• To do: Check each line of the entries below for the string "steps"; copy every line where it appears.

• The data:
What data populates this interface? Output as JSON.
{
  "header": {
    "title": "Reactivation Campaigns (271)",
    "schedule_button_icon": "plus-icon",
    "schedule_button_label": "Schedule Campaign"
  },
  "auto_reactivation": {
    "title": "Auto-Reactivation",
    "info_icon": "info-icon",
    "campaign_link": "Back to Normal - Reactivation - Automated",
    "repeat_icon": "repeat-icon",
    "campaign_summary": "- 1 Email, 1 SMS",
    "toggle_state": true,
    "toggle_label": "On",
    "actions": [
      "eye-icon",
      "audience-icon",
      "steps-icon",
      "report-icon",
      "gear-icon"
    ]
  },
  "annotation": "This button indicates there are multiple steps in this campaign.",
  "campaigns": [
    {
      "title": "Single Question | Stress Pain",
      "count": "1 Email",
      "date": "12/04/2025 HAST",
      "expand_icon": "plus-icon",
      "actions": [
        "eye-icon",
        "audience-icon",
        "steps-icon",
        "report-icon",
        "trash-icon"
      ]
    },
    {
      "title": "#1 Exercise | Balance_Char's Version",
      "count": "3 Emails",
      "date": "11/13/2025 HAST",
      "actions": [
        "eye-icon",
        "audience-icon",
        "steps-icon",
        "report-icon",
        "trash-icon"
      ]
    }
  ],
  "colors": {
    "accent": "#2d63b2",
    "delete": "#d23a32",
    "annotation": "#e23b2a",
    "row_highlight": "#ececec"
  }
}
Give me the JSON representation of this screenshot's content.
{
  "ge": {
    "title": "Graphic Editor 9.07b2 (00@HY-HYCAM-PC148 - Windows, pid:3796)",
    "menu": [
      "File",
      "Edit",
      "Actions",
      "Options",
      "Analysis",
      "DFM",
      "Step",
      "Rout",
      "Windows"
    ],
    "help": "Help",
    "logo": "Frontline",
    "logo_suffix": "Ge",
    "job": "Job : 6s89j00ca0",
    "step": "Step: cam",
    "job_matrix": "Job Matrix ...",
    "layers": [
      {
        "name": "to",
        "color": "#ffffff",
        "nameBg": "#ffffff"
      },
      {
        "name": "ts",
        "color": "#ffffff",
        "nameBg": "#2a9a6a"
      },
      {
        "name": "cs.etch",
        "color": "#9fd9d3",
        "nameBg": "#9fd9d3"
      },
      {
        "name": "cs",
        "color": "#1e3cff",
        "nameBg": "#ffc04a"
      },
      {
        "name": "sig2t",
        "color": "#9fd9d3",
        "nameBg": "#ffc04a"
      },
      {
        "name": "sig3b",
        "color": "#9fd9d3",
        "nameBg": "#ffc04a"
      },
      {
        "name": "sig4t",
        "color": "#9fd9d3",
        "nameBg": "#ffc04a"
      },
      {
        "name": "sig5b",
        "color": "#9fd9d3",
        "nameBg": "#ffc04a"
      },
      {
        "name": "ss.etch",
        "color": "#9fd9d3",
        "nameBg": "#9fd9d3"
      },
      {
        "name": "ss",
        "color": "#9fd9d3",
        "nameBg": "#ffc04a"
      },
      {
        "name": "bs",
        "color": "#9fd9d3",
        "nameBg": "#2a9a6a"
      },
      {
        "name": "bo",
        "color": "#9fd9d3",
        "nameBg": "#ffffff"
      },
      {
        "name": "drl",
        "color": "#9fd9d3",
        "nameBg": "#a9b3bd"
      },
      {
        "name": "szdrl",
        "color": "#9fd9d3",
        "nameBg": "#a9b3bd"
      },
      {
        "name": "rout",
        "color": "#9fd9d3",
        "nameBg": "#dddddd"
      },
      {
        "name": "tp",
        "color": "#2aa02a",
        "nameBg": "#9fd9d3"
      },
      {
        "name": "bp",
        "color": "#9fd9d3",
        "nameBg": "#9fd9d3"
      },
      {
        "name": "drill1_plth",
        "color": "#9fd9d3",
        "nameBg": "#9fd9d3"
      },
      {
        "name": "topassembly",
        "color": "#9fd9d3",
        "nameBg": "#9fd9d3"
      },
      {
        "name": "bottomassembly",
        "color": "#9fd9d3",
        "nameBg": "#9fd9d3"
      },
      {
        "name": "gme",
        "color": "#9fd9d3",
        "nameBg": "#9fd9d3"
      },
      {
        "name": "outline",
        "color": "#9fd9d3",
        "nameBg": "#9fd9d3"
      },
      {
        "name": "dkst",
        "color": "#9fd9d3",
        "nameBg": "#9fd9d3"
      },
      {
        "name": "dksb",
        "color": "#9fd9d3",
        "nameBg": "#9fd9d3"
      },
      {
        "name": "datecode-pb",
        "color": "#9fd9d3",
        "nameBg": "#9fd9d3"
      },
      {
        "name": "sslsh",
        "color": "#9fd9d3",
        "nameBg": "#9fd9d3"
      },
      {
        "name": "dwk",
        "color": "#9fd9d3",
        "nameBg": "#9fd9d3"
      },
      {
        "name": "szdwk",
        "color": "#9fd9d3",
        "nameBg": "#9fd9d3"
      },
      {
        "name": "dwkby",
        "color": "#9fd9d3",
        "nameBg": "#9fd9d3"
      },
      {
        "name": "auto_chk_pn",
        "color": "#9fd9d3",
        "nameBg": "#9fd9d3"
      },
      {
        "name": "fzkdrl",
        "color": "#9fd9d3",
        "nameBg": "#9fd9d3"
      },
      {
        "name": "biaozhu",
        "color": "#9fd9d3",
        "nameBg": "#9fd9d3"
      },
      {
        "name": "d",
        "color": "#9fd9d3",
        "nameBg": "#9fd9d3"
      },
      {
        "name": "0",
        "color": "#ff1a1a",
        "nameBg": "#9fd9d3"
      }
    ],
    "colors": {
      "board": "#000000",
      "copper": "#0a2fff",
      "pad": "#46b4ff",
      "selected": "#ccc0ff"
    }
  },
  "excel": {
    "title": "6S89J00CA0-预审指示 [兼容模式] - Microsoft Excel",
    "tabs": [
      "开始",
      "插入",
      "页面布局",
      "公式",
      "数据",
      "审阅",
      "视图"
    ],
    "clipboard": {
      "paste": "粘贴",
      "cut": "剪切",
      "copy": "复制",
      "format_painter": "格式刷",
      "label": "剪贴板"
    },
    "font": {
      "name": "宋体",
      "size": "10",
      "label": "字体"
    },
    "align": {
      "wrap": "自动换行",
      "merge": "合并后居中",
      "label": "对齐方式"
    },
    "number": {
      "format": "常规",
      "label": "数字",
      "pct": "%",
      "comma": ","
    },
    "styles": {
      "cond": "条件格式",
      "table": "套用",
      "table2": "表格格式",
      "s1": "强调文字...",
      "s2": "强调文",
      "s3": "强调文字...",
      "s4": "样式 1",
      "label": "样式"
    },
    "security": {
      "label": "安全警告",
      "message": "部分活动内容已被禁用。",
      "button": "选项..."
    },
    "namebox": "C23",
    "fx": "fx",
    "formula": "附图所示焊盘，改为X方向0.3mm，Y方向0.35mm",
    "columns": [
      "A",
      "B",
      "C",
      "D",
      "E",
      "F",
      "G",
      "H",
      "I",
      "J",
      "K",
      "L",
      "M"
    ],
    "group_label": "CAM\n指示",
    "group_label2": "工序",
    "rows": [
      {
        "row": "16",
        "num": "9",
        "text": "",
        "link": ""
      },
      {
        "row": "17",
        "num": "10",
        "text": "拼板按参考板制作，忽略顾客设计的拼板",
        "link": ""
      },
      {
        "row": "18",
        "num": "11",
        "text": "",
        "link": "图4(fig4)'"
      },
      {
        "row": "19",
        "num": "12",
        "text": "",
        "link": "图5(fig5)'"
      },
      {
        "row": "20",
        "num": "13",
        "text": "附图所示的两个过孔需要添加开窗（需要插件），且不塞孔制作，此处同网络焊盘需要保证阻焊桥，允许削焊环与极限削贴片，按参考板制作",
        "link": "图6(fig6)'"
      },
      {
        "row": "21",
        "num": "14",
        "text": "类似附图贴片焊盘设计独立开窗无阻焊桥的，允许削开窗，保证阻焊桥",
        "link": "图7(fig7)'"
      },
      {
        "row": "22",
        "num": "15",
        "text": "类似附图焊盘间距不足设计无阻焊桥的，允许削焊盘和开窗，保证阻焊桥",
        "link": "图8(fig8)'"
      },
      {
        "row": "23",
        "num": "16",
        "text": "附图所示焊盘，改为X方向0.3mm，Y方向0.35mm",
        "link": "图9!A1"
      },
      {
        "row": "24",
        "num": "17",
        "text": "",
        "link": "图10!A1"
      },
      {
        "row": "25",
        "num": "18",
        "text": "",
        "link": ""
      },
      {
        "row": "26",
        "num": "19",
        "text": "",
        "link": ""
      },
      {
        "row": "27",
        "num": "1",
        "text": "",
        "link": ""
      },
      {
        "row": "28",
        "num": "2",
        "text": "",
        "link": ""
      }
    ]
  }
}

• Result for this task:
      "steps-icon",
  "annotation": "This button indicates there are multiple steps in this campaign.",
        "steps-icon",
        "steps-icon",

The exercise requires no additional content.